Last week I went to work for a few hours to show off Charlie for a bit and to touch base with my substitute.   As I sat listening in horror (and quite honestly, a little amusement) at the insanity that my students have created in the last few weeks. I reconfirmed my belief that I belong teaching middle school.   I love the content of what I teach.  I love seeing students grow as writers and readers and some even discover that their passion is reading and/or writing.   What I love the most though, is seeing them change and grow.   7th grade, in my opinion, is one of the worst times in anyone's life.   Being 12 and 13 sucks.   You don't have the freedom you need to exercise the independence you want, but you also can't get away with being the cute little kid who doesn't know any better any more.   You are caught between wanting to engage in the games and hobbies of elementary school but know you will be ridiculed if you do.   You are curious about the things high school kids and adults do, but you can't or shouldn't do those either.   If you're like me, you're almost 6 feet tall and the boys are all 5.  It's just yucky.   But from my perspective, this is what makes these guys so endearing.   They are so awkward and cumbersome and struggling, but they are so open to learning and seeking out new connections.   My friend and former administrator Tina Boogren now has a job in which one of her roles is to observe teachers around the country.   I love this blog she wrote about a middle school classroom.   I get that this teacher may seem cheesy and the activity would not at all appeal to everyone, but when I look at my students and how much they desperately need confirmation that they have amazing attributes others notice, I think it would be incredibly powerful.  This teacher she writes about amazes me that she has set up such a safe culture in her classroom that kids are willing to speak this way about one another.   I want to be able to do this.   I have a new goal for my ELO class.

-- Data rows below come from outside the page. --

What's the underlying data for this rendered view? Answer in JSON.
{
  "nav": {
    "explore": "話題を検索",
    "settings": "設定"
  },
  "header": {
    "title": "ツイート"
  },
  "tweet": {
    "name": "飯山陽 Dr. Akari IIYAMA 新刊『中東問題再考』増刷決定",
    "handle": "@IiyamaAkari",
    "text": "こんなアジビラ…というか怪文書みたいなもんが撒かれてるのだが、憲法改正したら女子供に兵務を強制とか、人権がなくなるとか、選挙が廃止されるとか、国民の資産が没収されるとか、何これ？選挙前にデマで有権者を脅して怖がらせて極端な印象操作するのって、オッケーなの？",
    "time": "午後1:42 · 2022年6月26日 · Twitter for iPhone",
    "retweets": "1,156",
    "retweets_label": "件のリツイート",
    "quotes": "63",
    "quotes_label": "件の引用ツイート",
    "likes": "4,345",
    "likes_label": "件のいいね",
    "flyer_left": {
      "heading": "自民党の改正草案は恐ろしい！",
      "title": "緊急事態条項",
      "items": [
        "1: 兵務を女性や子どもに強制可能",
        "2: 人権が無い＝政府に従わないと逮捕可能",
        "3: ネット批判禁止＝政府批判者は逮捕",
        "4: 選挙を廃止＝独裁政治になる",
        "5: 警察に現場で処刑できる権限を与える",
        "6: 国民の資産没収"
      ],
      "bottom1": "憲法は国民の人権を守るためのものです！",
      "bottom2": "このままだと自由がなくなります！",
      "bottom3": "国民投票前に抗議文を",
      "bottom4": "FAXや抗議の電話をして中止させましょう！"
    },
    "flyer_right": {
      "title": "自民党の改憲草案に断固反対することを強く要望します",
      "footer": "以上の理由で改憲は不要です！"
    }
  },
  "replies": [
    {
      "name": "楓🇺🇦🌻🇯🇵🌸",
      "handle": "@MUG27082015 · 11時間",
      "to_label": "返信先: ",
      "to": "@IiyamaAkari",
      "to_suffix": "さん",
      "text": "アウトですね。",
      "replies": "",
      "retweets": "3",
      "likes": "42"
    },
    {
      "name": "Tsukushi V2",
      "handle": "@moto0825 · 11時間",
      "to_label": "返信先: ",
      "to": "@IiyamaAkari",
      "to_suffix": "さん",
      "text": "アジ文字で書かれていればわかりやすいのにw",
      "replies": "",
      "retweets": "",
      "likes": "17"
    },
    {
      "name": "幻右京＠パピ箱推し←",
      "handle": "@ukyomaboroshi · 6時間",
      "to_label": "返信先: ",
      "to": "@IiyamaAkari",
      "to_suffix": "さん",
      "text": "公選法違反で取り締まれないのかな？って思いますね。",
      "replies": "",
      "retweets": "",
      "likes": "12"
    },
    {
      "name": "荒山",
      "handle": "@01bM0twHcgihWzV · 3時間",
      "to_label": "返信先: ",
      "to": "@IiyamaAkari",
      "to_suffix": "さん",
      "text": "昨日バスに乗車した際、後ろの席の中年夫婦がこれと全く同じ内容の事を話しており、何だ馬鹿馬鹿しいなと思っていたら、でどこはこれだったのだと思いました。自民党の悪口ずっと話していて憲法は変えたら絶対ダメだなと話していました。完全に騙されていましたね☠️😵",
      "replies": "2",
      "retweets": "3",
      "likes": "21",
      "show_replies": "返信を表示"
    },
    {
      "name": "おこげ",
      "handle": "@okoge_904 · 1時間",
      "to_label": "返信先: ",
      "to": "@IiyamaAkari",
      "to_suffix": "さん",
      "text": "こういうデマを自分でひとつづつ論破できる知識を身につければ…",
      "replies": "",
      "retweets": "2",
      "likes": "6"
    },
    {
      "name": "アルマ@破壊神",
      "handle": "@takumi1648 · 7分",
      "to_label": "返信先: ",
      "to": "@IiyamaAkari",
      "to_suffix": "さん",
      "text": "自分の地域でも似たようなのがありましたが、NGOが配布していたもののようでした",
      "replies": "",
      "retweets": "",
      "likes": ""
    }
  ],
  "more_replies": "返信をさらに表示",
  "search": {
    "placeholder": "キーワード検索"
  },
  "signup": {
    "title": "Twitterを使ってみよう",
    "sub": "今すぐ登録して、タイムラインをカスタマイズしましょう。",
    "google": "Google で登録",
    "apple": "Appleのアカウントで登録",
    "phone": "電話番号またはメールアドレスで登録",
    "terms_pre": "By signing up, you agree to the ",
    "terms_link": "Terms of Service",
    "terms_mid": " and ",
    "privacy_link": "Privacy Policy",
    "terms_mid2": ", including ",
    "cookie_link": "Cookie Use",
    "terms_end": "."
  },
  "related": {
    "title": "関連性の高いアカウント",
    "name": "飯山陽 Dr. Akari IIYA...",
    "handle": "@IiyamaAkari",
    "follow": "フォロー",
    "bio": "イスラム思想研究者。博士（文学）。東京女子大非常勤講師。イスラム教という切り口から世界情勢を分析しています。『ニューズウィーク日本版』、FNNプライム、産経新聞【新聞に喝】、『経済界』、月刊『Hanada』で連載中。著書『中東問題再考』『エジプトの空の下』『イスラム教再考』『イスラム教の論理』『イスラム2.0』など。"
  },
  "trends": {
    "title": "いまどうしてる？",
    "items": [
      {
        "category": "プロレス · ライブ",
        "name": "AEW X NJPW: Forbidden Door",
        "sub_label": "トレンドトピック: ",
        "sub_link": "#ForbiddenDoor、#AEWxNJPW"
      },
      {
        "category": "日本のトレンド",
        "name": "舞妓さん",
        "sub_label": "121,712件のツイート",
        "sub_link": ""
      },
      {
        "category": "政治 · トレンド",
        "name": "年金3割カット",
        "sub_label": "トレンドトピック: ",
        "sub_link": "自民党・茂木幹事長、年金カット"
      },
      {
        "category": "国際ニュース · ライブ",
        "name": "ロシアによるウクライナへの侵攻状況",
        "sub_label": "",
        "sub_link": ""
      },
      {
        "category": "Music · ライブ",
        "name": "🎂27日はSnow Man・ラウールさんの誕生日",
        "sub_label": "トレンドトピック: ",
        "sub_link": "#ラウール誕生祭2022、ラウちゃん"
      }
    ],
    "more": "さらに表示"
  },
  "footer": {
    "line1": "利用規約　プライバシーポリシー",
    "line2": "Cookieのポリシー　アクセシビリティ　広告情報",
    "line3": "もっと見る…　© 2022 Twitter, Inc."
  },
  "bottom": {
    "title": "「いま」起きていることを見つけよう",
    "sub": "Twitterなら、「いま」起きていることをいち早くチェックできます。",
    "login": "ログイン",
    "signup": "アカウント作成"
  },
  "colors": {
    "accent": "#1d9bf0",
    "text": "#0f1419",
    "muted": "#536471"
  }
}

Thanks, Tina, for letting me share your blog.  Tina's Blog

Wednesday, September 21, 2011